**Goal of the exercise**.
Which lines in the data below contain the word "JSON"? Return each of them.
======
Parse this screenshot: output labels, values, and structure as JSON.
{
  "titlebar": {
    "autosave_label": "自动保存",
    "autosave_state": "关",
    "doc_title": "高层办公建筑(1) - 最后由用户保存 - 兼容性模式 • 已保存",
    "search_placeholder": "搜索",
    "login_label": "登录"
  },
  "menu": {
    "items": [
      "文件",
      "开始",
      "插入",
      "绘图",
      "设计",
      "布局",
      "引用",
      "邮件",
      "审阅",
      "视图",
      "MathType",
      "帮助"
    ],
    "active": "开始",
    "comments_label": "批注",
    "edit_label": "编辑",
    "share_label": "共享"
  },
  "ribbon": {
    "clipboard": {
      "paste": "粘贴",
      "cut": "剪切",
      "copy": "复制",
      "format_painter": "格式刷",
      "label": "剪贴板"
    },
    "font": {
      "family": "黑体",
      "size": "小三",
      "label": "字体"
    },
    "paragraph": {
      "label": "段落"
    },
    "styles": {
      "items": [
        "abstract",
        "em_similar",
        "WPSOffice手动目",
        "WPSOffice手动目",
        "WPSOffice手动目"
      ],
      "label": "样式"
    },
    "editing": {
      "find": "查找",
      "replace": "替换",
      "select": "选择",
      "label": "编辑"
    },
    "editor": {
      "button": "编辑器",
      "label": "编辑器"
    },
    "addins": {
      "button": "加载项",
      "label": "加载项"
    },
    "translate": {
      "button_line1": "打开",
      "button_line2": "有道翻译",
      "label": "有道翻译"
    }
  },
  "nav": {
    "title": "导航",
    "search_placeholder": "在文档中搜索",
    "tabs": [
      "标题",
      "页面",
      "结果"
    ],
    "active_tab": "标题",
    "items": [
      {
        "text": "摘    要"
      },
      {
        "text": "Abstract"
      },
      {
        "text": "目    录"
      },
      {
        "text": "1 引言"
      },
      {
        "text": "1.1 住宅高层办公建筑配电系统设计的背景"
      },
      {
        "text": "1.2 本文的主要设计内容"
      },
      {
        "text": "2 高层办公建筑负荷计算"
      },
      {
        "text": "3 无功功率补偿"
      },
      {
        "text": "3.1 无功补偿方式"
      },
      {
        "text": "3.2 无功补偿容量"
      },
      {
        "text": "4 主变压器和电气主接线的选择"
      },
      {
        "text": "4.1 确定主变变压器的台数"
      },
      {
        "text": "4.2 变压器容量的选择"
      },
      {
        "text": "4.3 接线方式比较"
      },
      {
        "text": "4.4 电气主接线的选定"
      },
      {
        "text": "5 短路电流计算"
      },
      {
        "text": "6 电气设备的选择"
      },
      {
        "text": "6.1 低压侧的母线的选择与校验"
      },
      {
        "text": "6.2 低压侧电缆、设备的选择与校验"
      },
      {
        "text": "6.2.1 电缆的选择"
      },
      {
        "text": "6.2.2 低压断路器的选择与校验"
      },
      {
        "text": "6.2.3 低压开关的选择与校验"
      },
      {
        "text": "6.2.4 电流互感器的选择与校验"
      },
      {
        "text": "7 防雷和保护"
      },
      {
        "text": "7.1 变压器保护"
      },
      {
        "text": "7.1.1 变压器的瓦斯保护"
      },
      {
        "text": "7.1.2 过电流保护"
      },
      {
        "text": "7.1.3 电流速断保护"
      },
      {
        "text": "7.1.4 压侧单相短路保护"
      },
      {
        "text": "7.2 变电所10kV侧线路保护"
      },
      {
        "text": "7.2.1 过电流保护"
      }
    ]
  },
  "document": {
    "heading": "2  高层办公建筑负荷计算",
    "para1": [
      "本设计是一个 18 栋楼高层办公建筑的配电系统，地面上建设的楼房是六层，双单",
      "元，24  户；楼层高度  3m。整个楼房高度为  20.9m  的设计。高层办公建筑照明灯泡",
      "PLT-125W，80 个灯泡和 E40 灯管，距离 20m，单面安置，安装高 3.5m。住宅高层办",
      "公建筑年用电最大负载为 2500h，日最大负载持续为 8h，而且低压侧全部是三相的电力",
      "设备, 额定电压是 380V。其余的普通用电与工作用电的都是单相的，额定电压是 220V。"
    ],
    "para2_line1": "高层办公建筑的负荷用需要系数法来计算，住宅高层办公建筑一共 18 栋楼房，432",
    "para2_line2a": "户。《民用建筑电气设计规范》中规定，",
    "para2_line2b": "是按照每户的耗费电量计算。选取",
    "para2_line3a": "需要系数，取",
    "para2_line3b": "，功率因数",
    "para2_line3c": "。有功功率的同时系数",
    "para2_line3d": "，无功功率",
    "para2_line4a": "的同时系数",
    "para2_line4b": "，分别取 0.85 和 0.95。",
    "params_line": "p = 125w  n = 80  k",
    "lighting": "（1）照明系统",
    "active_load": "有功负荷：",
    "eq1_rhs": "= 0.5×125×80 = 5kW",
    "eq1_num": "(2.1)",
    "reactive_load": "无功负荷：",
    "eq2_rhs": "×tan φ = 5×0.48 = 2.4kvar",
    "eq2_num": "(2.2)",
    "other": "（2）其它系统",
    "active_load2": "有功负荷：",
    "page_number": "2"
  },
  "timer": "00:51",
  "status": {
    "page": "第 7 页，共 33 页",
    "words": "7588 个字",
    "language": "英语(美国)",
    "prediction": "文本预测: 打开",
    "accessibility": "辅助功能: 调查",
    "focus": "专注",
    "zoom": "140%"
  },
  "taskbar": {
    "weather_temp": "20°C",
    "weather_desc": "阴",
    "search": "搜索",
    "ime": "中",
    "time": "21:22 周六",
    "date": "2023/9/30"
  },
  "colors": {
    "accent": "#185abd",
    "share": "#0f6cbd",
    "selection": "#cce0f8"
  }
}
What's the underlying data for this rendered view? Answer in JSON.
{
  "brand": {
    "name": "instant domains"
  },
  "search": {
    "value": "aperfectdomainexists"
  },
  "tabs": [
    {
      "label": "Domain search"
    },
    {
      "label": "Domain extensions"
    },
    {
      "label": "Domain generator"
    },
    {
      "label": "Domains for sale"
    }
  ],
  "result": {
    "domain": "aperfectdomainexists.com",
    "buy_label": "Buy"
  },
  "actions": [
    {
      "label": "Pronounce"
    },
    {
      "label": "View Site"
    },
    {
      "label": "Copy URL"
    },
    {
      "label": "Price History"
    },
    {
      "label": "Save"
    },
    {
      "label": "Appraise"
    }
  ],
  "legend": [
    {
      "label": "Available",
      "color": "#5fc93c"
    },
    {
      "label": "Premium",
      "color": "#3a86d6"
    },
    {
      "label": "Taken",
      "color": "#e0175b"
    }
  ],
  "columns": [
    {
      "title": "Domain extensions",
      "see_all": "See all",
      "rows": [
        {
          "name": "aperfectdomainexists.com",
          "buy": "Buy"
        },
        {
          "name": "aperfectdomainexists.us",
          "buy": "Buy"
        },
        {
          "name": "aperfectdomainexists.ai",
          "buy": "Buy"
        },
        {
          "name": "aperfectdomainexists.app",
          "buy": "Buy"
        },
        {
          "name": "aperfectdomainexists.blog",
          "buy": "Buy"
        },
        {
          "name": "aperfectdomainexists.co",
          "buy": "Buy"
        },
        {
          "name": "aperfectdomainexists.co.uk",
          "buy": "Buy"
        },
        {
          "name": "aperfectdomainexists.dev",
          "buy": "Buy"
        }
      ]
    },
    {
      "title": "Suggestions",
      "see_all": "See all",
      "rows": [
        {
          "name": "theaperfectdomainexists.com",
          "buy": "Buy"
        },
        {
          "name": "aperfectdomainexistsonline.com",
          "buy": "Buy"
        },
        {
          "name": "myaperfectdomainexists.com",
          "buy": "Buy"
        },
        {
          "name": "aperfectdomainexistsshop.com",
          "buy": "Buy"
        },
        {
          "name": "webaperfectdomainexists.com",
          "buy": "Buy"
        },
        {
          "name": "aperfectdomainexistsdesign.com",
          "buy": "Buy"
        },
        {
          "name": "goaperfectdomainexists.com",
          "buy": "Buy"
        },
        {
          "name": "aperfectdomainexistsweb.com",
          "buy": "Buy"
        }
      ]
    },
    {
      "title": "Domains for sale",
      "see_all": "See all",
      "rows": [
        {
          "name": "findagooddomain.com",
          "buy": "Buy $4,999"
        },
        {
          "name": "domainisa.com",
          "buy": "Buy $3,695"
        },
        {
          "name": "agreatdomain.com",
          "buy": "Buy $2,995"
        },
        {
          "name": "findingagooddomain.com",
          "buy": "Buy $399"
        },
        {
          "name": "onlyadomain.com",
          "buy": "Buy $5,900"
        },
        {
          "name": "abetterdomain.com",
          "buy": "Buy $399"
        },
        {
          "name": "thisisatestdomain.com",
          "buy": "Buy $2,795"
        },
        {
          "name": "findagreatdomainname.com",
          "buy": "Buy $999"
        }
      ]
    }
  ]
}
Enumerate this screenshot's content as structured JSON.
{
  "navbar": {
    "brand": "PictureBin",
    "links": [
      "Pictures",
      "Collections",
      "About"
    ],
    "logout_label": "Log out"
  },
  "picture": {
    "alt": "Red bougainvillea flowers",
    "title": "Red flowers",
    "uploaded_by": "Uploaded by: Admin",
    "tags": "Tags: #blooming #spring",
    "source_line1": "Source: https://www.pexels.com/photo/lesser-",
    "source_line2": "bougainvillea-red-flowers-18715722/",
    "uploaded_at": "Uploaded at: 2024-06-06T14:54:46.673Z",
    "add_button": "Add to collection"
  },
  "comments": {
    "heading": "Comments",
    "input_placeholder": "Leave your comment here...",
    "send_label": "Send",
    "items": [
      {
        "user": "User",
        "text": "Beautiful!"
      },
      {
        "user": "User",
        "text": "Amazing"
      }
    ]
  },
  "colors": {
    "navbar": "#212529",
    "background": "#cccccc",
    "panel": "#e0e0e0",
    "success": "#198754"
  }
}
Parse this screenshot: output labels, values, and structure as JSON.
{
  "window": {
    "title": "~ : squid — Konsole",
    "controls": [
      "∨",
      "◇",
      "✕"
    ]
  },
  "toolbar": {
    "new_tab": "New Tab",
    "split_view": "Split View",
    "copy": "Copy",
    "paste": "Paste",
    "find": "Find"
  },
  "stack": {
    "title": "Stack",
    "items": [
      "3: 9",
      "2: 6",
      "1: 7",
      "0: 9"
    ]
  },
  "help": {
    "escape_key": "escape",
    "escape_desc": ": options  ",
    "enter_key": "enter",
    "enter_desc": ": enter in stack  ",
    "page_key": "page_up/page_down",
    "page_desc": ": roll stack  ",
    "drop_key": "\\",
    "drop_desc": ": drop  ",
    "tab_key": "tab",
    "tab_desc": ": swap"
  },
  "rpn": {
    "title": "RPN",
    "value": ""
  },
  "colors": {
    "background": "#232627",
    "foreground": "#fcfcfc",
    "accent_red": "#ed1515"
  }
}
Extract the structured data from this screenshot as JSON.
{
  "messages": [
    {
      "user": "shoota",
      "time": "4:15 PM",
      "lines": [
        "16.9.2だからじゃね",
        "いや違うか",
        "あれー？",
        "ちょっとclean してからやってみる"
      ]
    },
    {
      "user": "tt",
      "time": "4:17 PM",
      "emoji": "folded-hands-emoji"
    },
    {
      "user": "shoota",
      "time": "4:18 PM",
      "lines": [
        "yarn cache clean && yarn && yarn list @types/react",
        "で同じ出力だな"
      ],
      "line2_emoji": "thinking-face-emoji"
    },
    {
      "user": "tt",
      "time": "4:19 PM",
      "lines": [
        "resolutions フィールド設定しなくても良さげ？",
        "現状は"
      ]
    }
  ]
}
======
**Written answer**.
Parse this screenshot: output labels, values, and structure as JSON.
What's the underlying data for this rendered view? Answer in JSON.
Enumerate this screenshot's content as structured JSON.
Parse this screenshot: output labels, values, and structure as JSON.
Extract the structured data from this screenshot as JSON.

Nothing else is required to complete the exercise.